First Church in Cambridge
The 6th meeting house of the First Church in Cambridge, built in 1871, is a stone building at the corner of Garden and Mason Streets. The brass cockerel atop the tower overlooks the Cambridge Common and keeps a watchful eye on Harvard Yard, two blocks away. The exterior of the building illustrates the early Gothic revival period while the sanctuary interior is eclectic with Victorian, Byzantine, and contemporary elements. The stained glass windows by the Tiffany, Lafarge, and Cummings studios provide a colorful and lively environment. In the 1920s there was a major addition to the church: the Parish House with the chapel, offices, classrooms and meeting halls were added. The building is not only the focus for a worshiping congregation, but also functions as a center for the surrounding Cambridge community housing a nursery school, homeless shelter, and other compatible activities.
Most recently renovated in 2000, the sanctuary seats 450-500, including the balcony and north transept. The sanctuary features excellent acoustics, the 1972 Frobenius tracker organ, and a Kawai grand piano. The platform of the performance space is wheelchair accessible and measures approximately, 29’ x 46’, plus the south transept choral risers, which seat 35, and the apse. Architectural features include a polygonal vaulted ceiling, hardwood maple floors, gilded dome in the apse, and beautiful stained glass by Louis Comfort Tiffany and others.
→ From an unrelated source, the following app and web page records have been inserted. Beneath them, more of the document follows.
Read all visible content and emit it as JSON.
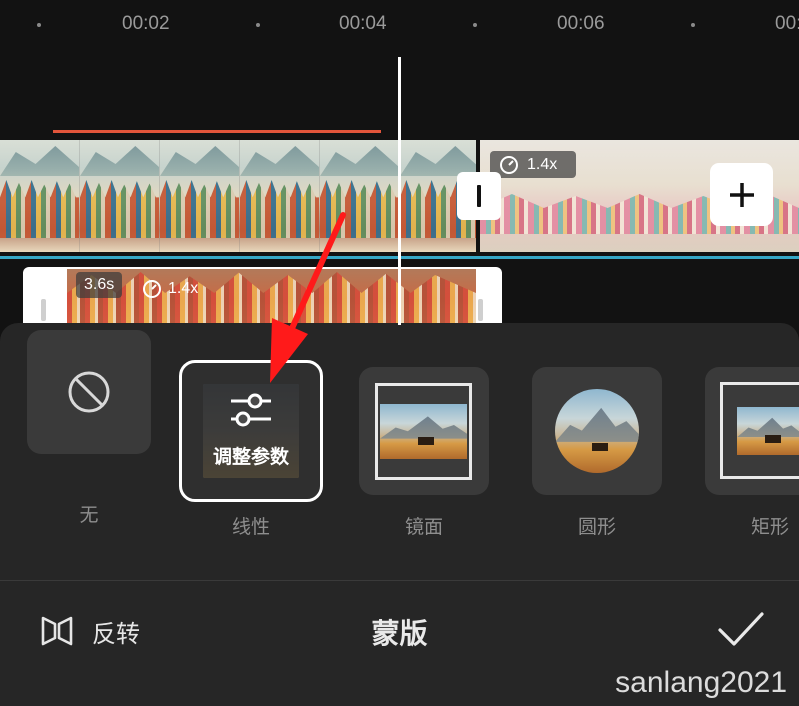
{
  "timeline": {
    "time_marks": [
      "00:02",
      "00:04",
      "00:06",
      "00:0"
    ],
    "main_clip_speed": "1.4x",
    "overlay_clip_duration": "3.6s",
    "overlay_clip_speed": "1.4x"
  },
  "mask_panel": {
    "title": "蒙版",
    "options": [
      {
        "label": "无",
        "icon": "prohibited-icon"
      },
      {
        "label": "线性",
        "icon": "sliders-icon",
        "selected": true,
        "overlay_text": "调整参数"
      },
      {
        "label": "镜面",
        "icon": "mirror-mask-icon"
      },
      {
        "label": "圆形",
        "icon": "circle-mask-icon"
      },
      {
        "label": "矩形",
        "icon": "rectangle-mask-icon"
      }
    ],
    "reverse_label": "反转",
    "confirm_icon": "checkmark-icon"
  },
  "watermark": "sanlang2021",
  "colors": {
    "background": "#121212",
    "panel": "#262626",
    "tile": "#3a3a3a",
    "accent_line": "#35a7c6",
    "annotation_arrow": "#ff1a1a",
    "marker_line": "#e2553b"
  }
}
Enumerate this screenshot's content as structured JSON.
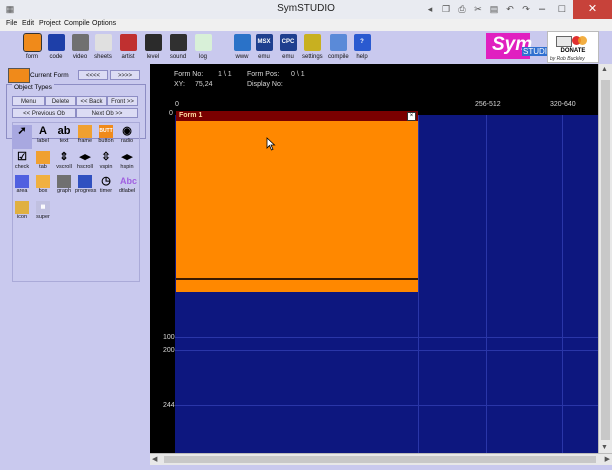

The sanctuary is used by many groups for worship, lectures, concerts, and rehearsals throughout the year.